Jobs is too big to fail. He is too popular—among investors, journalists, employees, analysts, and in the culture at large—for anyone to recommend that he be deposed. Without Jobs, after all, there would be no Apple. The scandals at Enron, WorldCom, Adelphia, and everywhere else ended the era of the rock-star CEO. But Jobs is the lone exception, as revered today as he ever was. Apple's 30-year history is divided into three phases: the golden early years in which Jobs and co-founder Steve Wozniak revolutionized the computer industry (1976-1985), the dark ages in which the company floundered after Jobs was ousted (1985-1997), and the glorious restoration (1997-present), in which Jobs ushered in a new golden age, making hip new computers and revolutionizing the music and entertainment industry with the iPod.
Everybody loves Steven.
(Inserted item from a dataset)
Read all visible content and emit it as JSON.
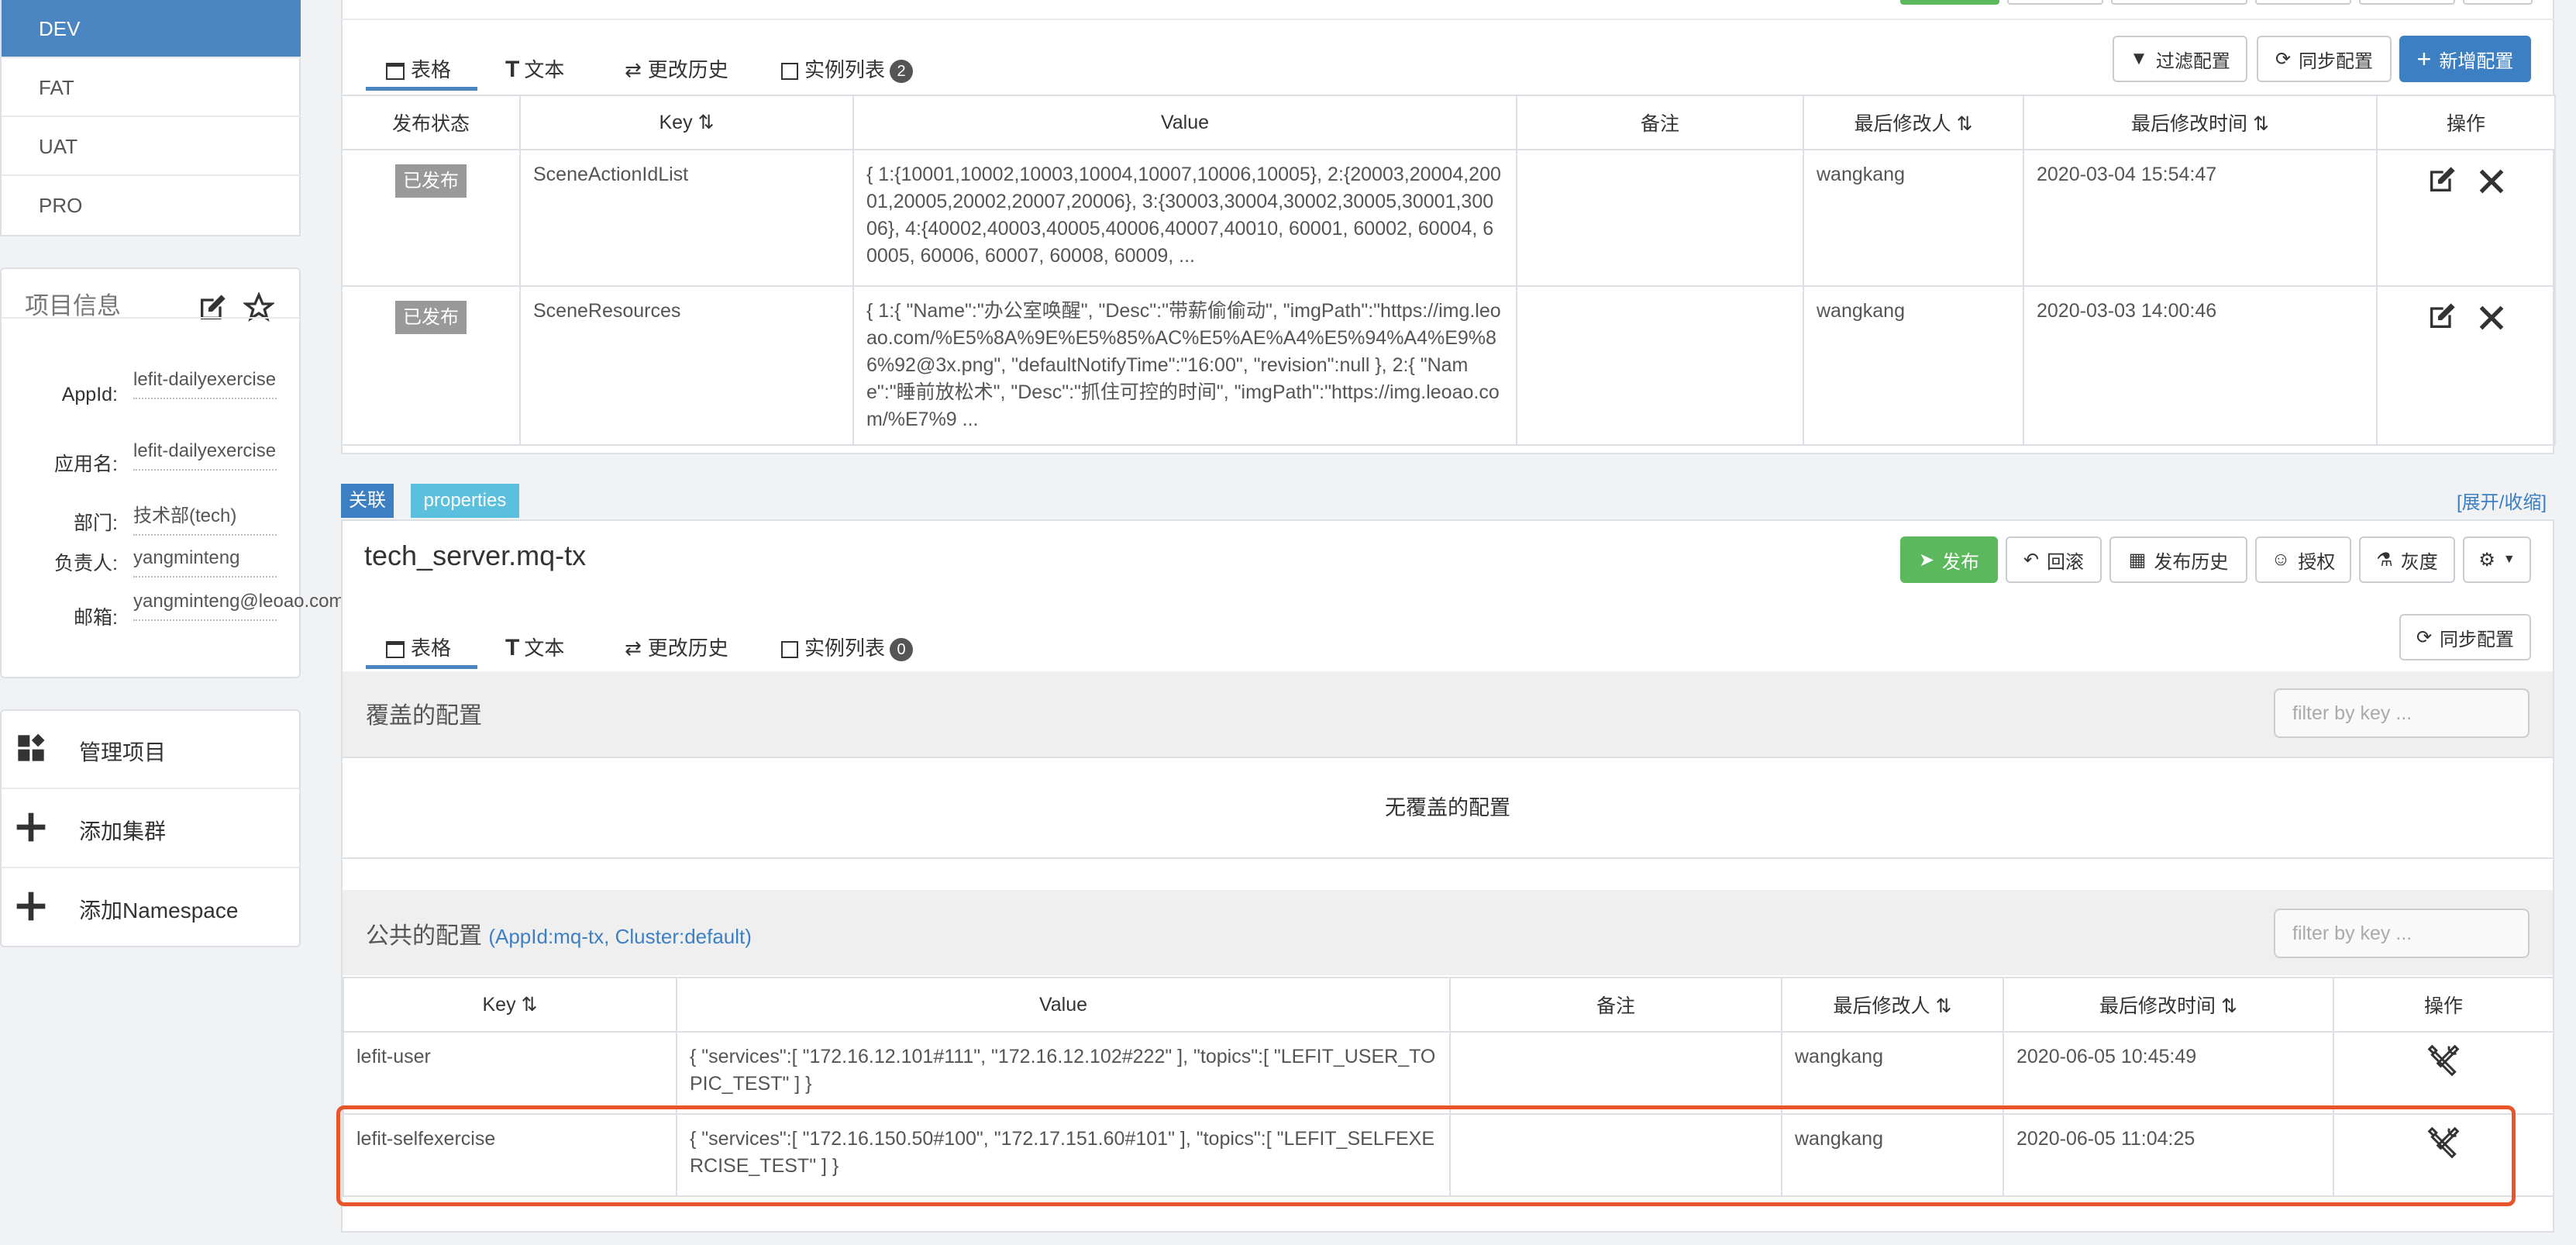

Employees love their visionary leader who has spread options throughout the company. Stockholders and analysts love him for delivering stunning returns. Consumers adore him for liberating them from the tyranny of expensive CDs and crappy radio. Creative types love Jobs for creating the iMac, a hipper alternative to the blocky PC. As Jack Shafer noted in 2005, even the press loves Jobs. Nobody—no board member, or analyst, or hedge-fund manager, or columnist—will step up to say that Jobs should go. A future without Jobs is simply too grim to contemplate. Writing in New Yorkthis week,John Heilemann cites an analyst who believes the company would instantly lose $14 billion in market capitalization if Jobs were forced out.
In the 1990s, nobody—officials, opponents, NBA Commissioner David Stern, television announcers—suggested Michael Jordan be called for traveling when he palmed the ball and took an extra step while driving to the basket. Just so, which midlevel investigator at the Securities and Exchange Commission would have the temerity to recommend to Chairman Christopher Cox that the agency haul the most successful Silicon Valley entrepreneur into court? Which junior federal prosecutor will recommend indicting the guy who smashed the PC monopoly?
As with Jordan, a different set of rules seems to apply to Jobs. "At the worst, Steve Jobs directed his company to issue him stock options on favorable terms, without bothering with the silly legal necessity of having a board meeting to approve it," wrote Thomas Donlan in Barron's.
Silly legal necessities? Some people call them laws.